Emily J. M. Knox is assistant professor in the School of Information Sciences at the University of Illinois at Urbana–Champaign. Her research interests include information access, intellectual freedom and censorship, information ethics, information policy, and the intersection of print culture and reading practices. Knox’s book Book Banning in 21st-Century America (Rowman & Littlefield, 2015) is the first monograph in the Beta Phi Mu Scholars Series.
Introduction.
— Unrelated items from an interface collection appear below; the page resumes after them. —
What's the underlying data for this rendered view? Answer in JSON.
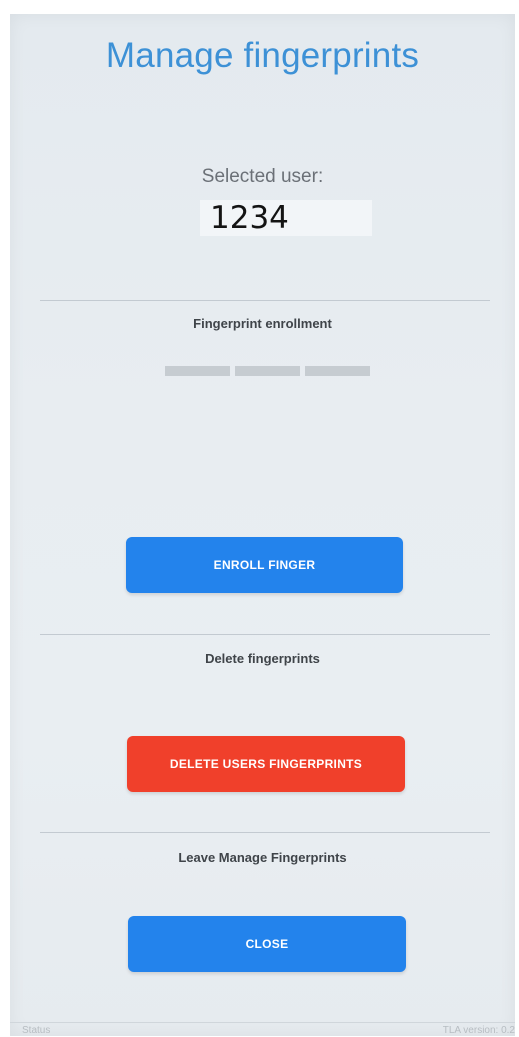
{
  "header": {
    "title": "Manage fingerprints"
  },
  "user": {
    "label": "Selected user:",
    "value": "1234"
  },
  "enrollment": {
    "heading": "Fingerprint enrollment",
    "progress_segments_filled": 0,
    "progress_segments_total": 3,
    "button_label": "ENROLL FINGER"
  },
  "delete": {
    "heading": "Delete fingerprints",
    "button_label": "DELETE USERS FINGERPRINTS"
  },
  "leave": {
    "heading": "Leave Manage Fingerprints",
    "button_label": "CLOSE"
  },
  "status": {
    "left": "Status",
    "right": "TLA version: 0.2"
  },
  "colors": {
    "title": "#3d91d6",
    "primary_button": "#2383ec",
    "danger_button": "#f0402b"
  }
}
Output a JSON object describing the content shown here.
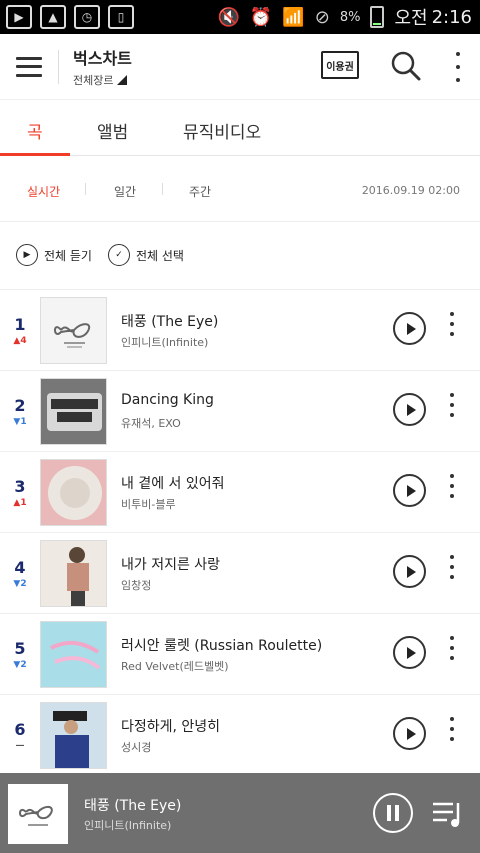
{
  "status_bar": {
    "battery": "8%",
    "ampm": "오전",
    "time": "2:16"
  },
  "app_bar": {
    "title": "벅스차트",
    "genre": "전체장르",
    "ticket_label": "이용권"
  },
  "tabs": [
    {
      "label": "곡",
      "active": true
    },
    {
      "label": "앨범",
      "active": false
    },
    {
      "label": "뮤직비디오",
      "active": false
    }
  ],
  "period": {
    "options": [
      "실시간",
      "일간",
      "주간"
    ],
    "selected": "실시간",
    "date": "2016.09.19 02:00"
  },
  "actions": {
    "play_all": "전체 듣기",
    "select_all": "전체 선택"
  },
  "songs": [
    {
      "rank": "1",
      "change": "4",
      "direction": "up",
      "title": "태풍 (The Eye)",
      "artist": "인피니트(Infinite)"
    },
    {
      "rank": "2",
      "change": "1",
      "direction": "down",
      "title": "Dancing King",
      "artist": "유재석, EXO"
    },
    {
      "rank": "3",
      "change": "1",
      "direction": "up",
      "title": "내 곁에 서 있어줘",
      "artist": "비투비-블루"
    },
    {
      "rank": "4",
      "change": "2",
      "direction": "down",
      "title": "내가 저지른 사랑",
      "artist": "임창정"
    },
    {
      "rank": "5",
      "change": "2",
      "direction": "down",
      "title": "러시안 룰렛 (Russian Roulette)",
      "artist": "Red Velvet(레드벨벳)"
    },
    {
      "rank": "6",
      "change": "—",
      "direction": "same",
      "title": "다정하게, 안녕히",
      "artist": "성시경"
    }
  ],
  "mini_player": {
    "title": "태풍 (The Eye)",
    "artist": "인피니트(Infinite)"
  },
  "colors": {
    "accent": "#f03c28",
    "rank": "#1a2a6c",
    "up": "#e3322b",
    "down": "#3a7bd5",
    "player_bg": "#6f6f6f"
  }
}
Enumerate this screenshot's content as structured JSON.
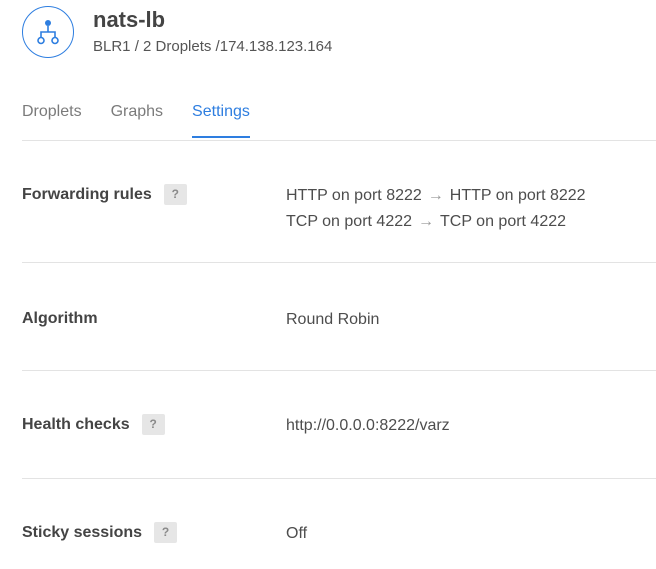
{
  "header": {
    "icon": "load-balancer-icon",
    "title": "nats-lb",
    "subtitle": "BLR1 / 2 Droplets /174.138.123.164",
    "accent_color": "#2e7ee0"
  },
  "tabs": [
    {
      "label": "Droplets",
      "active": false
    },
    {
      "label": "Graphs",
      "active": false
    },
    {
      "label": "Settings",
      "active": true
    }
  ],
  "settings": {
    "forwarding_rules": {
      "label": "Forwarding rules",
      "help": "?",
      "rules": [
        {
          "from": "HTTP on port 8222",
          "arrow": "→",
          "to": "HTTP on port 8222"
        },
        {
          "from": "TCP on port 4222",
          "arrow": "→",
          "to": "TCP on port 4222"
        }
      ]
    },
    "algorithm": {
      "label": "Algorithm",
      "value": "Round Robin"
    },
    "health_checks": {
      "label": "Health checks",
      "help": "?",
      "value": "http://0.0.0.0:8222/varz"
    },
    "sticky_sessions": {
      "label": "Sticky sessions",
      "help": "?",
      "value": "Off"
    }
  }
}
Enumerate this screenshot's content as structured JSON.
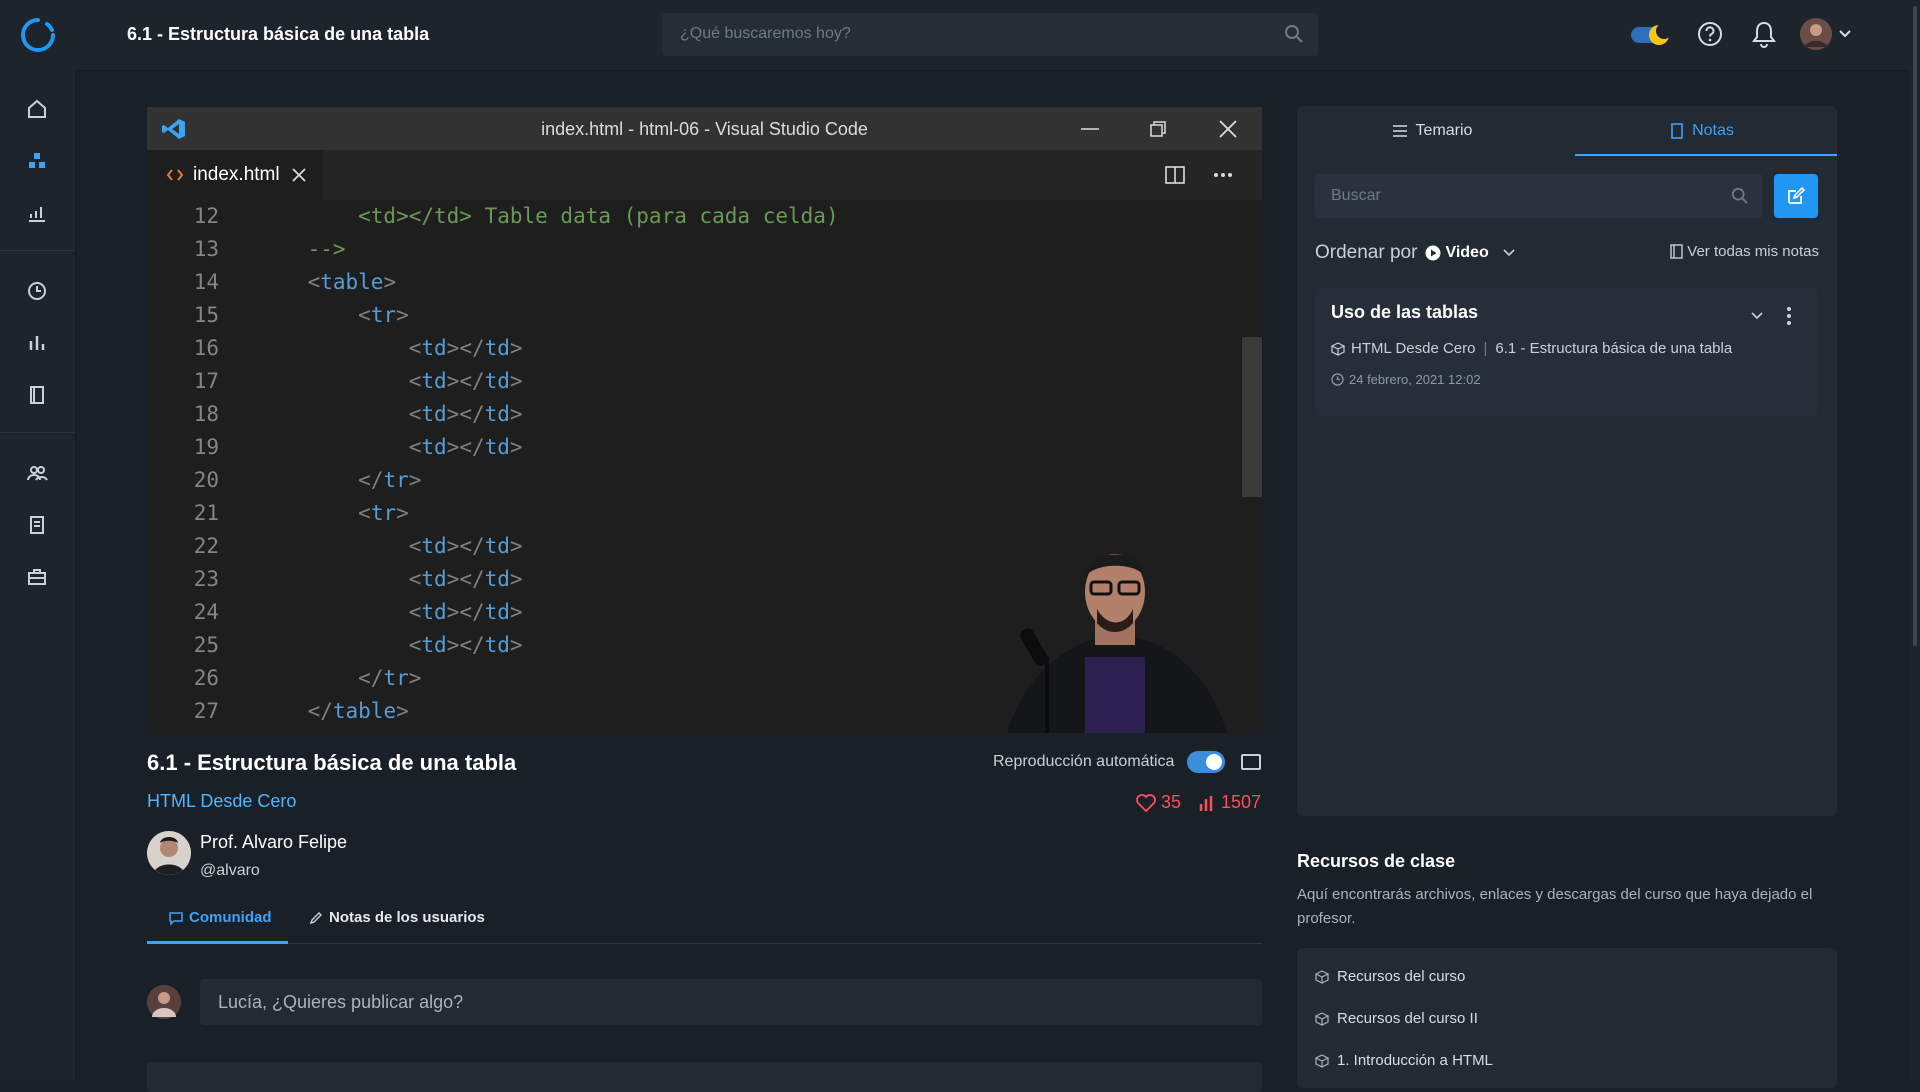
{
  "header": {
    "title": "6.1 - Estructura básica de una tabla",
    "search_placeholder": "¿Qué buscaremos hoy?"
  },
  "sidebar": {
    "items": [
      "home-icon",
      "courses-icon",
      "progress-icon",
      "history-icon",
      "stats-icon",
      "notebook-icon",
      "community-icon",
      "document-icon",
      "briefcase-icon"
    ]
  },
  "video": {
    "window_title": "index.html - html-06 - Visual Studio Code",
    "tab_label": "index.html",
    "code_lines": [
      {
        "n": "12",
        "code": "        <td></td> Table data (para cada celda)"
      },
      {
        "n": "13",
        "code": "    -->"
      },
      {
        "n": "14",
        "code": "    <table>"
      },
      {
        "n": "15",
        "code": "        <tr>"
      },
      {
        "n": "16",
        "code": "            <td></td>"
      },
      {
        "n": "17",
        "code": "            <td></td>"
      },
      {
        "n": "18",
        "code": "            <td></td>"
      },
      {
        "n": "19",
        "code": "            <td></td>"
      },
      {
        "n": "20",
        "code": "        </tr>"
      },
      {
        "n": "21",
        "code": "        <tr>"
      },
      {
        "n": "22",
        "code": "            <td></td>"
      },
      {
        "n": "23",
        "code": "            <td></td>"
      },
      {
        "n": "24",
        "code": "            <td></td>"
      },
      {
        "n": "25",
        "code": "            <td></td>"
      },
      {
        "n": "26",
        "code": "        </tr>"
      },
      {
        "n": "27",
        "code": "    </table>"
      }
    ]
  },
  "lesson": {
    "title": "6.1 - Estructura básica de una tabla",
    "course": "HTML Desde Cero",
    "autoplay_label": "Reproducción automática",
    "autoplay_on": true,
    "likes": "35",
    "views": "1507",
    "author_name": "Prof. Alvaro Felipe",
    "author_handle": "@alvaro"
  },
  "tabs": {
    "community": "Comunidad",
    "user_notes": "Notas de los usuarios"
  },
  "post": {
    "placeholder": "Lucía, ¿Quieres publicar algo?"
  },
  "notes_panel": {
    "tab_syllabus": "Temario",
    "tab_notes": "Notas",
    "search_placeholder": "Buscar",
    "order_label": "Ordenar por",
    "order_value": "Video",
    "view_all": "Ver todas mis notas",
    "note": {
      "title": "Uso de las tablas",
      "course": "HTML Desde Cero",
      "lesson": "6.1 - Estructura básica de una tabla",
      "date": "24 febrero, 2021 12:02"
    }
  },
  "resources": {
    "title": "Recursos de clase",
    "description": "Aquí encontrarás archivos, enlaces y descargas del curso que haya dejado el profesor.",
    "items": [
      "Recursos del curso",
      "Recursos del curso II",
      "1. Introducción a HTML"
    ]
  },
  "colors": {
    "accent": "#3fa2f7",
    "link": "#4fb6ff",
    "like": "#ff4d5e",
    "background": "#1a2027"
  }
}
On Trigger Warnings
Emily J.M. Knox
Part I: History and Theory
Chapter 1. Like Trapdoors: A History of Post-Traumatic Stress Disorder and the Trigger Warning
Sarah Colbert
Chapter 2. Accessibility on Campus: Post-Traumatic Stress Disorder, Duty to Accommodate, and Trigger Warnings
Holly Taylor
Chapter 3. Contagious Speech: Mediating the Eating Disorder Panic Through Trigger Warnings
Stephanie Grey
Chapter 4. Gender Constructions and Trauma: Trigger Warnings as an Accommodation for Female Students in Higher Education
Jordan Doll
Chapter 5. Walking on the Shards of the Glass Ceiling
Jane Gavin-Hebert
Chapter 6. An “App” for That: The Case Against an ‘Equal Access’
Bonnie Washick
Chapter 7. Writing Policy About Trigger Warnings: The Experience of the American Association of University Professors and the American Library Association
Barbara M. Jones
Part II: Case Studies
Chapter 8. Institution-Wide Trigger Warnings: A Case Study of a University’s ‘Common Reading’
Joe C. Martin & Brandi N. Frisby
Chapter 9. On Privilege, Authority, and Abuses of Professional Power
Jami McFarland
Chapter 10. Trigger Warnings, Protectionism, and the Feminist Student Subject
Pinky Hota
Chapter 11. Beyond Trigger Warnings: Handling Traumatic Topics in Classroom Discussion
Kari Storla
Chapter 12. Adapting Trigger Warnings in the Introduction to Women’s Studies Course: A Case Study
Elizabeth Tolman
Chapter 13. Trigger Warning Expectations: Potential Ripples and Ramifications
Susan Stearns
Chapter 14. Lived Experiences of Military Veterans in the College English Classroom: A Case Study
Gretchen Oltman & Kristine Leibhart
Chapter 15. Trigger Warnings to Protect Learning: A Case Study in Public Speaking
Kristina Ruiz-Mesa, Julie Matos & Gregory Langner
Chapter 16. Teaching Disruptive Literature in Precarious Times: A Case Study from Library and Information Science
Davin Helkenberg
A timely and needed interdisciplinary compendium detailing the historical, legal, pedagogical, and practical context of trigger warnings. With arguments and case examples from a variety of vantage points, this edited collection provides a strong foundational basis to understand the promises and pitfalls of trigger warnings.
Elana Newman, professor of psychology, University of Tulsa, and codirector, Tulsa Institute of Trauma, Adversity, and Injustice, University of Tulsa

Trigger Warnings is a nuanced look at the background and practice of the hot academic intellectual freedom topic of the day. The contributors don't always agree with each other, but they do provide a thoughtful introduction to the concerns—and the classroom reality—of a shift to a more student-centered and consciously inclusive educational style. Strongly recommended for all academic collections.
James LaRue, director, American Library Association Office for Intellectual Freedom and the Freedom to Read Foundation